Test results from two fish farms that may have been affected by infectious salmon anaemia (ISA) are expected today, Shetland Aquaculture general manager David Sandison said as The Shetland Times went to press.
The two farms in the West Side, one in the control area and the other in the wider surveillance area, are the only sites on which results are required before Shetland is given the all clear from the disease.
Meanwhile Scottish environment minister Mike Russell, in Shetland for a meeting with industry representatives, announced that there would be an independent review of the outbreak. Mr Russell said: “I think it’s important we learn lessons from this. I intend there will be an independent review of the outbreak once it’s over, but the objectives are very clear. Firstly it’s got to be contained … secondly, it’s got to be eradicated.”
The minster also praised the efforts of those working to find out where the disease came from: “I pay tribute to the work that’s being done by the companies and by the council and our own officials. It’s very important.”
The incident is a sign that fishing practices need to be reviewed, Mr Russell said: “ISA is an opportunistic disease that often comes where there are other stresses on the fish.
In that instance there are other issues here that companies need to address. They are devising a new management plan for the area and I’ll be talking to them about that today.”
The issue of compensation for farmers who have been affected is, he said, something that will have to be addressed once the disease has been dealt with.
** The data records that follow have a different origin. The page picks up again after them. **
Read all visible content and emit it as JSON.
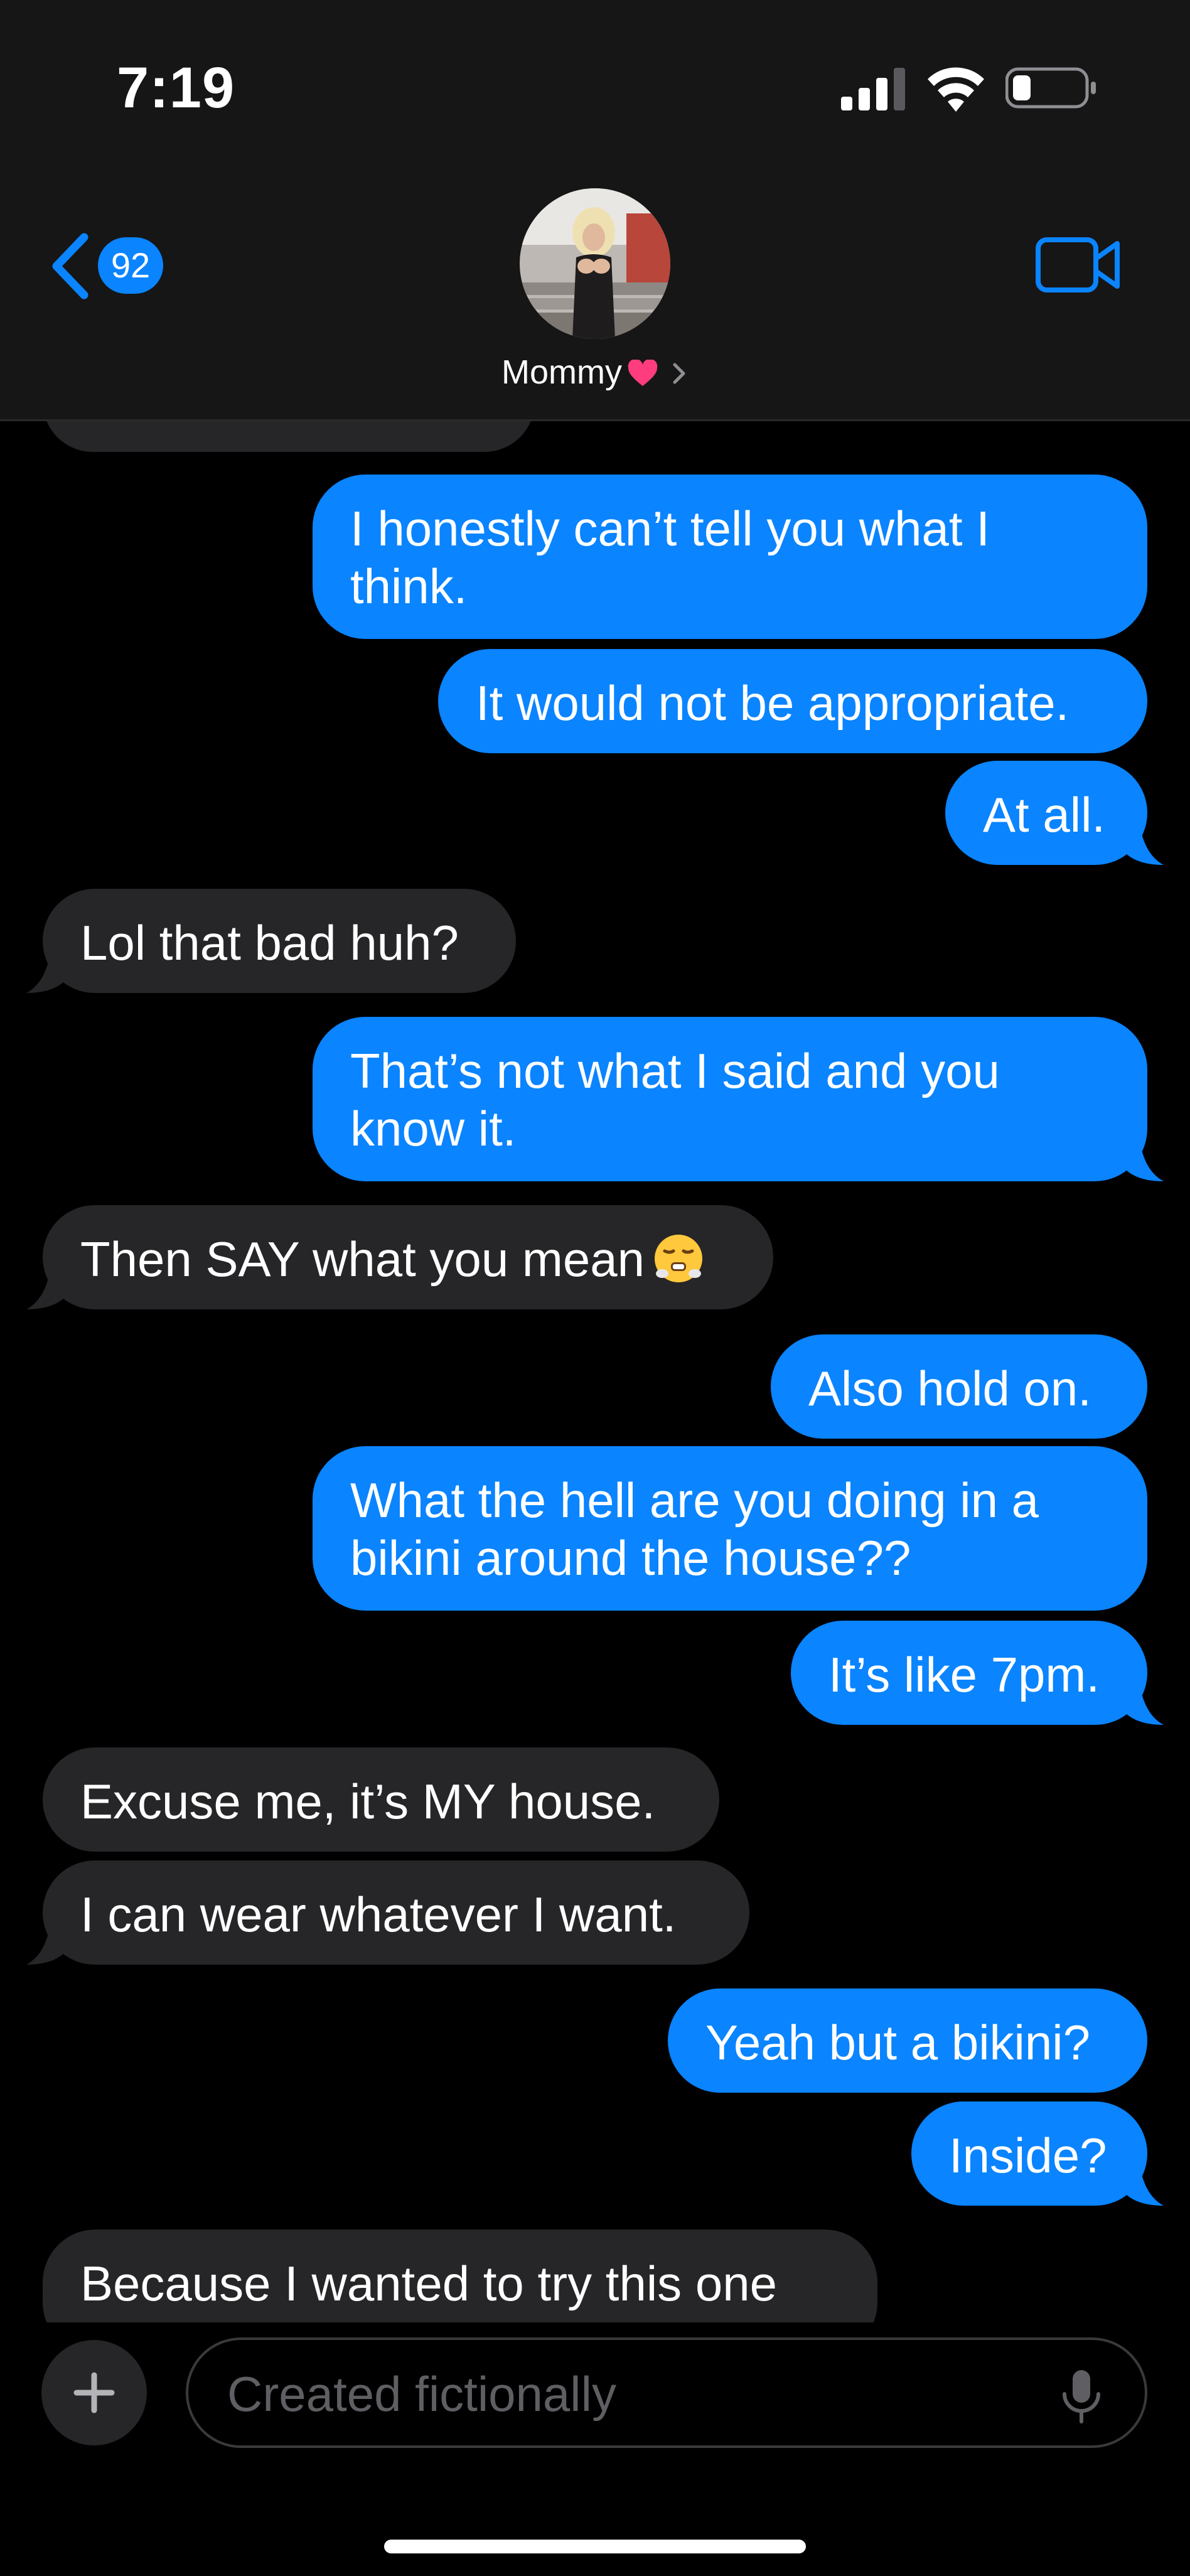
{
  "status_bar": {
    "time": "7:19"
  },
  "header": {
    "back_badge": "92",
    "contact_name": "Mommy"
  },
  "messages": [
    {
      "from": "me",
      "lines": [
        "I honestly can’t tell you what I",
        "think."
      ]
    },
    {
      "from": "me",
      "lines": [
        "It would not be appropriate."
      ]
    },
    {
      "from": "me",
      "lines": [
        "At all."
      ]
    },
    {
      "from": "them",
      "lines": [
        "Lol that bad huh?"
      ]
    },
    {
      "from": "me",
      "lines": [
        "That’s not what I said and you",
        "know it."
      ]
    },
    {
      "from": "them",
      "lines": [
        "Then SAY what you mean"
      ],
      "emoji": "huffing-face-emoji"
    },
    {
      "from": "me",
      "lines": [
        "Also hold on."
      ]
    },
    {
      "from": "me",
      "lines": [
        "What the hell are you doing in a",
        "bikini around the house??"
      ]
    },
    {
      "from": "me",
      "lines": [
        "It’s like 7pm."
      ]
    },
    {
      "from": "them",
      "lines": [
        "Excuse me, it’s MY house."
      ]
    },
    {
      "from": "them",
      "lines": [
        "I can wear whatever I want."
      ]
    },
    {
      "from": "me",
      "lines": [
        "Yeah but a bikini?"
      ]
    },
    {
      "from": "me",
      "lines": [
        "Inside?"
      ]
    },
    {
      "from": "them",
      "lines": [
        "Because I wanted to try this one"
      ]
    }
  ],
  "composer": {
    "placeholder": "Created fictionally"
  },
  "colors": {
    "sent_bubble": "#0a84ff",
    "received_bubble": "#262628",
    "header_bg": "#161616",
    "accent": "#0a84ff"
  },
  "icons": [
    "back-chevron-icon",
    "video-call-icon",
    "heart-icon",
    "chevron-right-icon",
    "plus-icon",
    "microphone-icon",
    "signal-icon",
    "wifi-icon",
    "battery-icon"
  ]
}
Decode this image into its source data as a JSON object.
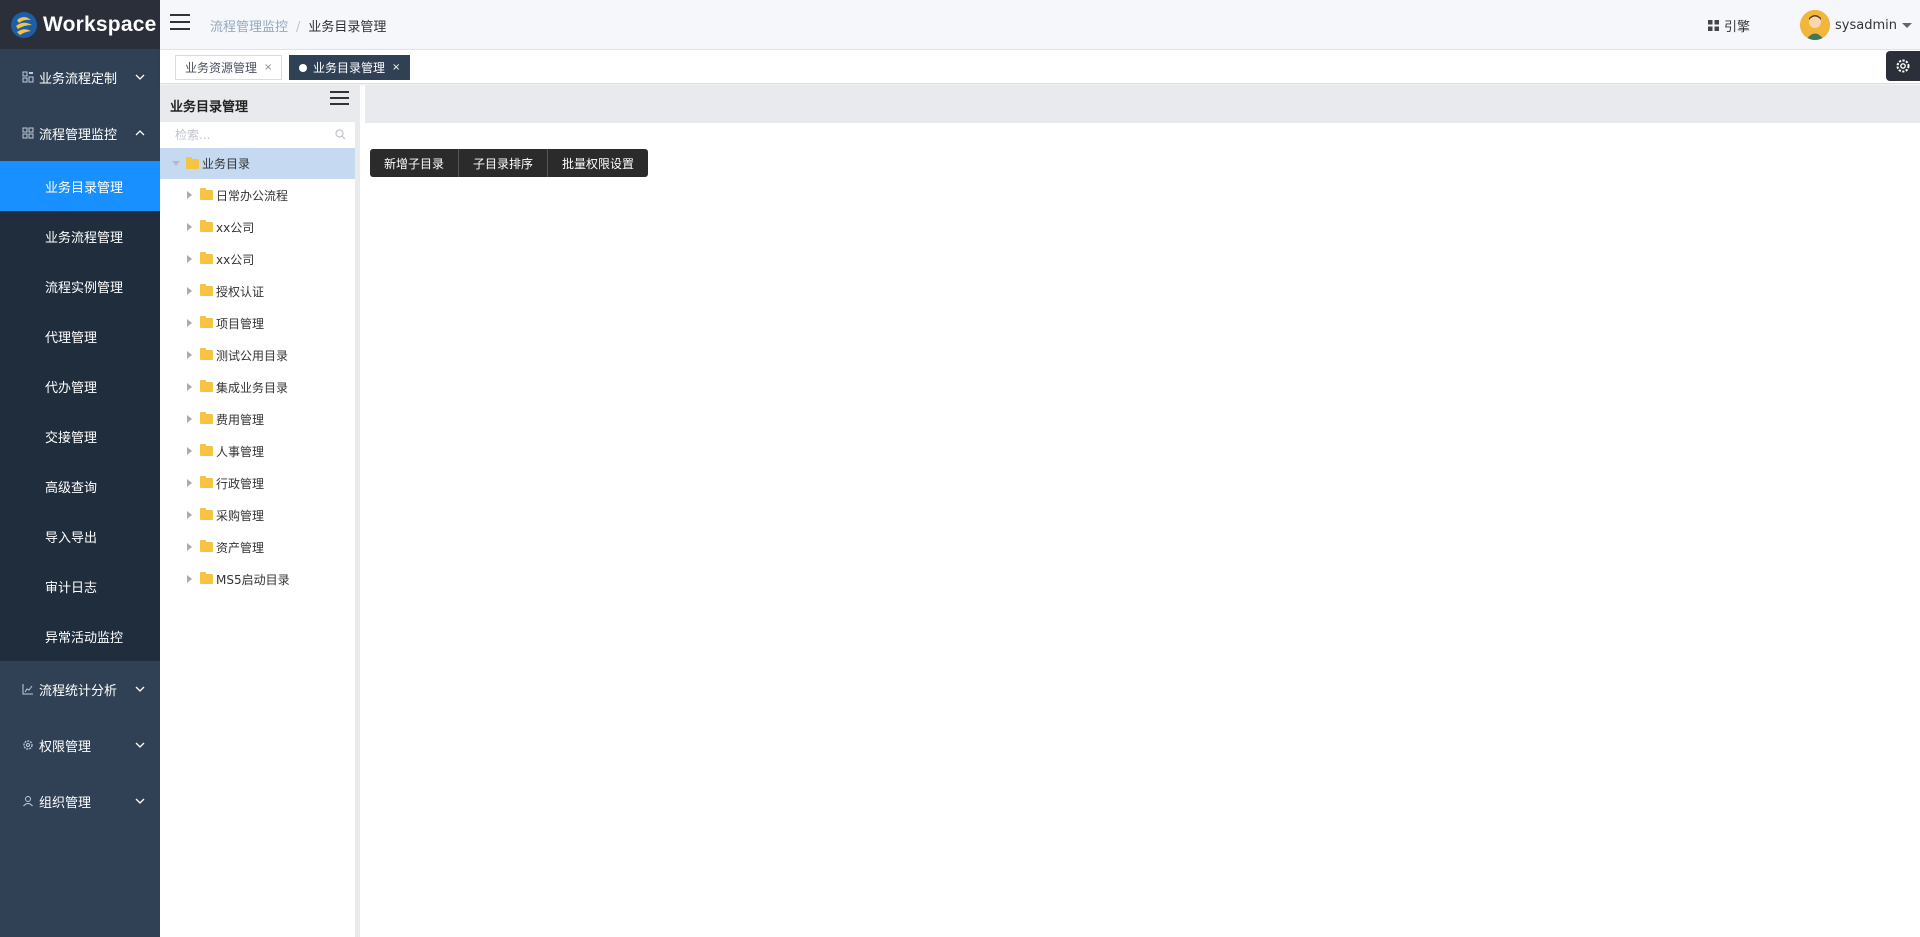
{
  "brand": {
    "name": "Workspace",
    "accent": "#1890ff",
    "sidebar_bg": "#304156"
  },
  "sidebar": {
    "groups": [
      {
        "label": "业务流程定制",
        "icon": "workflow-icon",
        "expanded": false
      },
      {
        "label": "流程管理监控",
        "icon": "grid-icon",
        "expanded": true,
        "items": [
          {
            "label": "业务目录管理",
            "active": true
          },
          {
            "label": "业务流程管理"
          },
          {
            "label": "流程实例管理"
          },
          {
            "label": "代理管理"
          },
          {
            "label": "代办管理"
          },
          {
            "label": "交接管理"
          },
          {
            "label": "高级查询"
          },
          {
            "label": "导入导出"
          },
          {
            "label": "审计日志"
          },
          {
            "label": "异常活动监控"
          }
        ]
      },
      {
        "label": "流程统计分析",
        "icon": "chart-icon",
        "expanded": false
      },
      {
        "label": "权限管理",
        "icon": "gear-icon",
        "expanded": false
      },
      {
        "label": "组织管理",
        "icon": "user-icon",
        "expanded": false
      }
    ]
  },
  "header": {
    "breadcrumb": [
      "流程管理监控",
      "业务目录管理"
    ],
    "breadcrumb_sep": "/",
    "engine_label": "引擎",
    "user_name": "sysadmin"
  },
  "tabs": [
    {
      "label": "业务资源管理",
      "close": "×",
      "active": false
    },
    {
      "label": "业务目录管理",
      "close": "×",
      "active": true
    }
  ],
  "tree": {
    "title": "业务目录管理",
    "search_placeholder": "检索...",
    "root": "业务目录",
    "nodes": [
      "日常办公流程",
      "xx公司",
      "xx公司",
      "授权认证",
      "项目管理",
      "测试公用目录",
      "集成业务目录",
      "费用管理",
      "人事管理",
      "行政管理",
      "采购管理",
      "资产管理",
      "MS5启动目录"
    ]
  },
  "toolbar": {
    "buttons": [
      "新增子目录",
      "子目录排序",
      "批量权限设置"
    ]
  }
}
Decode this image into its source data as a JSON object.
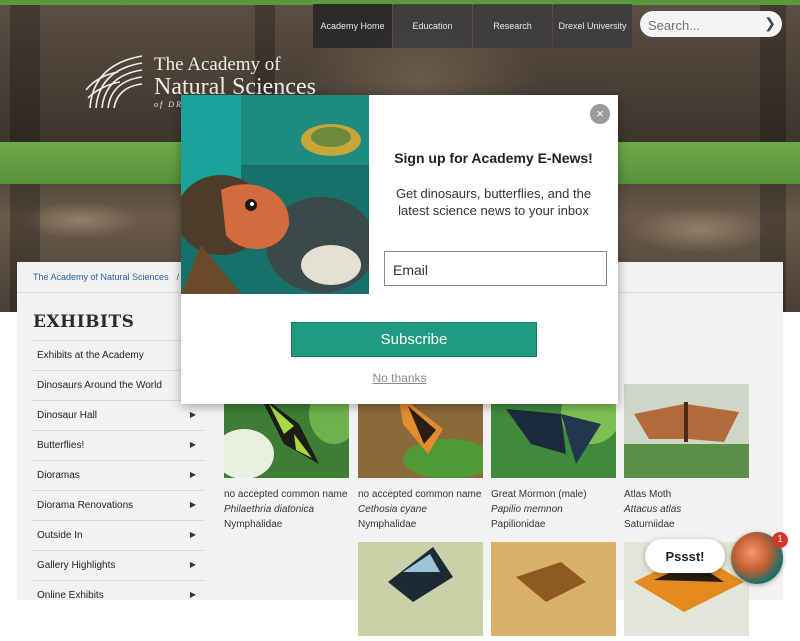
{
  "header": {
    "logo": {
      "line1": "The Academy of",
      "line2": "Natural Sciences",
      "line3": "of DREXEL UNIVERSITY"
    },
    "nav": [
      {
        "label": "Academy Home"
      },
      {
        "label": "Education"
      },
      {
        "label": "Research"
      },
      {
        "label": "Drexel University"
      }
    ],
    "search": {
      "placeholder": "Search..."
    }
  },
  "breadcrumb": {
    "root": "The Academy of Natural Sciences",
    "separator": "/"
  },
  "sidebar": {
    "title": "EXHIBITS",
    "items": [
      {
        "label": "Exhibits at the Academy",
        "has_arrow": false
      },
      {
        "label": "Dinosaurs Around the World",
        "has_arrow": false
      },
      {
        "label": "Dinosaur Hall",
        "has_arrow": true
      },
      {
        "label": "Butterflies!",
        "has_arrow": true
      },
      {
        "label": "Dioramas",
        "has_arrow": true
      },
      {
        "label": "Diorama Renovations",
        "has_arrow": true
      },
      {
        "label": "Outside In",
        "has_arrow": true
      },
      {
        "label": "Gallery Highlights",
        "has_arrow": true
      },
      {
        "label": "Online Exhibits",
        "has_arrow": true
      }
    ]
  },
  "butterflies": [
    {
      "common": "no accepted common name",
      "scientific": "Philaethria diatonica",
      "family": "Nymphalidae"
    },
    {
      "common": "no accepted common name",
      "scientific": "Cethosia cyane",
      "family": "Nymphalidae"
    },
    {
      "common": "Great Mormon (male)",
      "scientific": "Papilio memnon",
      "family": "Papilionidae"
    },
    {
      "common": "Atlas Moth",
      "scientific": "Attacus atlas",
      "family": "Saturniidae"
    }
  ],
  "modal": {
    "title": "Sign up for Academy E-News!",
    "subtitle": "Get dinosaurs, butterflies, and the latest science news to your inbox",
    "email_placeholder": "Email",
    "subscribe_label": "Subscribe",
    "no_thanks_label": "No thanks",
    "close_label": "×"
  },
  "chat": {
    "bubble": "Pssst!",
    "badge": "1"
  },
  "colors": {
    "accent_green": "#5a9a3c",
    "subscribe": "#1f9b7f",
    "link": "#2a5f9e"
  }
}
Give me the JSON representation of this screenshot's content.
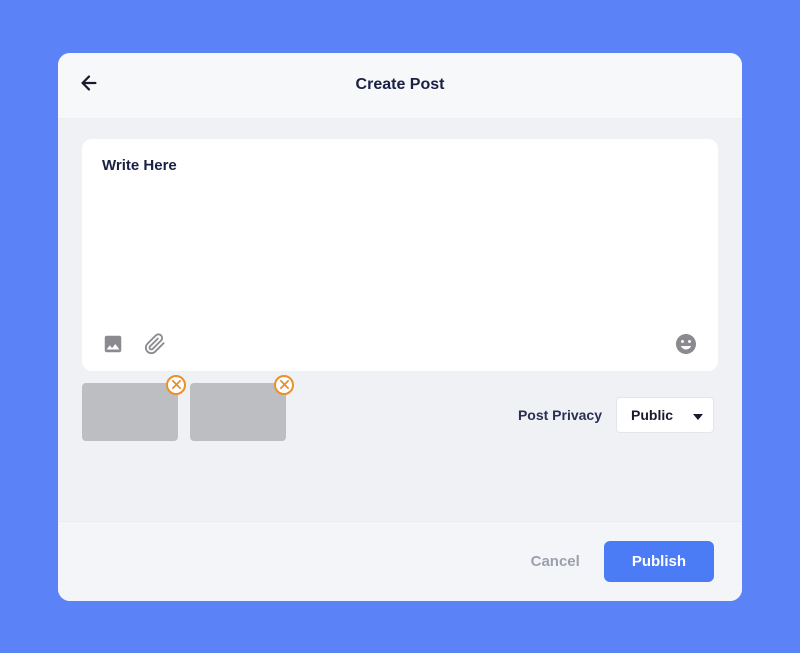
{
  "header": {
    "title": "Create Post"
  },
  "composer": {
    "placeholder": "Write Here"
  },
  "attachments": [
    {
      "id": 1
    },
    {
      "id": 2
    }
  ],
  "privacy": {
    "label": "Post Privacy",
    "selected": "Public"
  },
  "actions": {
    "cancel": "Cancel",
    "publish": "Publish"
  }
}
Mr Russell said: “That becomes a secondary issue; we have officials working on the financial issues, let’s get [the disease] contained [and] out of the way, then we can sit down and talk about money.”